We settled into the early winter evening. Layers of clothing thrown on (or, as someone, put it: My very ugly but warm gear: Surplus liner pants, surplus wool pants, bright orange balaclava, thrift store fleece jacket and so on. I'd post a photo, but someone would kill me if I had even tried to take a photo of this ensemble on her or me. :D), dinner was started and warming camp fire gave that wonderful sound of crackling wood, the pleasant smell of wood smoke and an orange, welcoming, glow.'
With the brilliant night sky above and the almost deserted camp ground, the park had a feel that most people did not get to experience. With the right clothing and gear, an early winter trip did not have to be foreboding..but perhaps even preferable to peak season. The stunning views, deep blue sky, wonderful winter lighting and the sparseness of the crowds all contributed to perhaps the perfect conditions for us to experience the park.
As we enjoyed our warm beverage and took in the pleasant chill of the winter night, we both could not help but feel that we made a good decision to come to this weekend.
When I was breaking down camp for the night, I heard some rustling by the bear canister. Shined my head lamp and saw what I first thought was a raccoon. But it had a longer, more slender tail and body. It also had some distinctive rings. I saw a rare (for this part of the country. We were arguably in the furthest northern point of the American Southwest) Ringtailed Cat!
The little guy ran away before I could get to my camera.
Later on that night as someone and I were bivying in my truck (in our oh-so-warm fleece-lined minus 15F bags. Ahhhhh! Too heavy for backpacking, but just right for base camping!), I heard scampering all over the truck. In the morning I could see small, but smudged, paw prints all over! (Later that day when I asked a ranger about Ringtails, she became all excited. Apparently there were rumors that the ringtails have migrated to the park, esp, after a nearby fire earlier this year. She pulled out tracking and scat guides. She was hoping I'd get another chance for a photo. Alas I did not). It was an exciting way to continue our time in the park.
someone walked the trail from the campground that quickly ended within the vast dunes field.
We continued our trek up a ridge to the highest point in the park (but not the highest dune).
The view from the High Dune was quite spectacular. The waves of sand with the San Juans in the distance….
The relative warmth of the day and the sunshine was too tempting for someone to pass up…
We made it to the edge of the dunes near the visitors center and had chatted up the ranger and associated staff.
As we walked back to our camp, we again enjoyed that wonderful winter twilight.
The sun set quickly.
Another evening camp was made.
As we settled in for another night, someone and I both reflected how to truly enjoy an area you can't just spend a day hike in a place. Being immersed for a whole cycle in the rhythm of the day and night is needed to truly savor a place. The quiet as evening approaches, the subtle pinks as the sun sets and rises, seeing the Earth come alive again as the winter sun warms up the land..,all experienced only when immersed in area for more than just a few hours.

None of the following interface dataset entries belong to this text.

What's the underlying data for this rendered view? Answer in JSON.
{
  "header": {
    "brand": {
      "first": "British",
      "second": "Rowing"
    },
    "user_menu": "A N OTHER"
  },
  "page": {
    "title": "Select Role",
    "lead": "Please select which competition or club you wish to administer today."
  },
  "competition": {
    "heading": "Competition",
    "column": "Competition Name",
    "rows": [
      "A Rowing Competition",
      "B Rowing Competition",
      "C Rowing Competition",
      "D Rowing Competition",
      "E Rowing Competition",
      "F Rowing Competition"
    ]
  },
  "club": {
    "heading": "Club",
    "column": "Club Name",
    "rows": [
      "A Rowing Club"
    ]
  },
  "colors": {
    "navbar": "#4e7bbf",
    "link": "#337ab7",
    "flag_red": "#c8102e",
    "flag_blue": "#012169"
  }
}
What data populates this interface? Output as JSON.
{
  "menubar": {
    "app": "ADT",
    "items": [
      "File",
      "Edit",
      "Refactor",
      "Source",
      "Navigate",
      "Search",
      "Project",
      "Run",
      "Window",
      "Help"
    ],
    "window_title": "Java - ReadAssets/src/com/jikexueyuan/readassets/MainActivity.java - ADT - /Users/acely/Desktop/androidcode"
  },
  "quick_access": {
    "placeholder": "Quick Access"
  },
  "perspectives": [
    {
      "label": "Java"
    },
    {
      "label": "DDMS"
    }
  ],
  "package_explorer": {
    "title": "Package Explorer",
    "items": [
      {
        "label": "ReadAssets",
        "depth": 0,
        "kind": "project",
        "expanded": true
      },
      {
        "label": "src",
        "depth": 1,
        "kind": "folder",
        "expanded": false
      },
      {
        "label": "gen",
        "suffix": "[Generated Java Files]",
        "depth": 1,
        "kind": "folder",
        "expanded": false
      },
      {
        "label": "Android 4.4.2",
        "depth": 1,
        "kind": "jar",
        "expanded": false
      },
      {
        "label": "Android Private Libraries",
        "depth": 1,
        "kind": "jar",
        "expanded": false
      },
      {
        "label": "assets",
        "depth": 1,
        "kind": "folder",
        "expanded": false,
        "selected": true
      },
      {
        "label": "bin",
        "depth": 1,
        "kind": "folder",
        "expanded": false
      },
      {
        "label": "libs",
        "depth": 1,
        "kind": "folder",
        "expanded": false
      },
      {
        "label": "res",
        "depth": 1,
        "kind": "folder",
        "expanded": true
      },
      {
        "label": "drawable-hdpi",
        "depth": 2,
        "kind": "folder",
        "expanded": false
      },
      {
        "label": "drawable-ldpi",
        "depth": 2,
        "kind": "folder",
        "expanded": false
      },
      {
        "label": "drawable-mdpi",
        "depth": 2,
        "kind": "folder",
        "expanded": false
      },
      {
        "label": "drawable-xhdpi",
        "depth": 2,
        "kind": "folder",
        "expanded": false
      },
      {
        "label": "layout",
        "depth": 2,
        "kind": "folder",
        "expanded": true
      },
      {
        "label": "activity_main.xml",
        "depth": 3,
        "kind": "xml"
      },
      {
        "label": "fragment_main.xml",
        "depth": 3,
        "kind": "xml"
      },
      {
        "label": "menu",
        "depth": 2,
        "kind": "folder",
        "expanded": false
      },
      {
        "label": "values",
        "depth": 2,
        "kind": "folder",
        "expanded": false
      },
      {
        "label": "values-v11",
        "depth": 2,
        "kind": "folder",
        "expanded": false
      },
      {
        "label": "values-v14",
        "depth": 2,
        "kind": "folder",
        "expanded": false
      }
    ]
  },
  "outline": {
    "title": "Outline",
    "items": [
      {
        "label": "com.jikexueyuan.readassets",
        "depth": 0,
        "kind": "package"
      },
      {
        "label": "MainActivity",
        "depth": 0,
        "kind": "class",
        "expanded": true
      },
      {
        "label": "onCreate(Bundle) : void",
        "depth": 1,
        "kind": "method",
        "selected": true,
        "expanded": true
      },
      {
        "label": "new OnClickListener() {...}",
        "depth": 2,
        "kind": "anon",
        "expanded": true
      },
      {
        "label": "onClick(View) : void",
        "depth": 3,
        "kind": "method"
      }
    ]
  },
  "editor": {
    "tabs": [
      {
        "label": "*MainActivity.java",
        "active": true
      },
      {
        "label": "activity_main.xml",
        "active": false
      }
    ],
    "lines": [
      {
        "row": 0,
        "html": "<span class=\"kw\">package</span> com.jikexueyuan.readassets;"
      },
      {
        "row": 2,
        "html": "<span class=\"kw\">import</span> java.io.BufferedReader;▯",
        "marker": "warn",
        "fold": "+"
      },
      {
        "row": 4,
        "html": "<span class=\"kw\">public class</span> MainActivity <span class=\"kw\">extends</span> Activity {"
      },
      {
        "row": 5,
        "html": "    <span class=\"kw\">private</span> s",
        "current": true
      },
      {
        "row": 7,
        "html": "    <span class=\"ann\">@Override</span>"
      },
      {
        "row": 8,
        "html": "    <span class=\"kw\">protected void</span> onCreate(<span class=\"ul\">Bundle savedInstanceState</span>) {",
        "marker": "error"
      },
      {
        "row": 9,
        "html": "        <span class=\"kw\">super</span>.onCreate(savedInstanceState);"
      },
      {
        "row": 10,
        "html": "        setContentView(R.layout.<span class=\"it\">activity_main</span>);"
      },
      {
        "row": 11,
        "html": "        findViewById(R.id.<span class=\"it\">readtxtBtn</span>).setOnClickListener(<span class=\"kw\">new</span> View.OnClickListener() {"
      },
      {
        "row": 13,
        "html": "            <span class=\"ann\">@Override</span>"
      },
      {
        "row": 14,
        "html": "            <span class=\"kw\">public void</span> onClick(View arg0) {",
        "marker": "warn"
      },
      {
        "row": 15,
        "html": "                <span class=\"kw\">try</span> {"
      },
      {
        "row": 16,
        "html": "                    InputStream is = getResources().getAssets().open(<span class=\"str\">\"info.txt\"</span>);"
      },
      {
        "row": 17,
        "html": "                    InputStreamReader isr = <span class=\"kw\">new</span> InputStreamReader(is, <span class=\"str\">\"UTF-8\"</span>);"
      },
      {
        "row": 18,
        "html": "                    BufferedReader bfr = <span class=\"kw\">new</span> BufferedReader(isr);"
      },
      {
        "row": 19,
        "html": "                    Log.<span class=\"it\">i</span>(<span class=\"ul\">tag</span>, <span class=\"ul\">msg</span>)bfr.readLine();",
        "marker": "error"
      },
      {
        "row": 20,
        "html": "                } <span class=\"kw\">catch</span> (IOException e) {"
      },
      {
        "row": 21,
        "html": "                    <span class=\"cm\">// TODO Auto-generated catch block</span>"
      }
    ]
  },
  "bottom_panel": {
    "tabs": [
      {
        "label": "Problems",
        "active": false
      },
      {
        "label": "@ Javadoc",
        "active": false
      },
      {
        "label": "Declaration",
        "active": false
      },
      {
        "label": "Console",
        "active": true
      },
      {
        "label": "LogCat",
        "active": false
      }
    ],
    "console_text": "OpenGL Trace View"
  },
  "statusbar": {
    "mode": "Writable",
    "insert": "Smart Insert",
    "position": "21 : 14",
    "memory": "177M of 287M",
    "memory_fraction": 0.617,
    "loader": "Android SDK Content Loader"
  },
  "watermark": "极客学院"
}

I love any time spent outdoors. But there is just something special about overnight or longer trips. ( And why I'll probably never get the urge to spend weeks or months in the mountains out of my system. But, that is another trip for another time. 🙂 )
For now, I'll savor any chance I spend outdoors, experience new places and savor the moments of each changing hour.
All the photos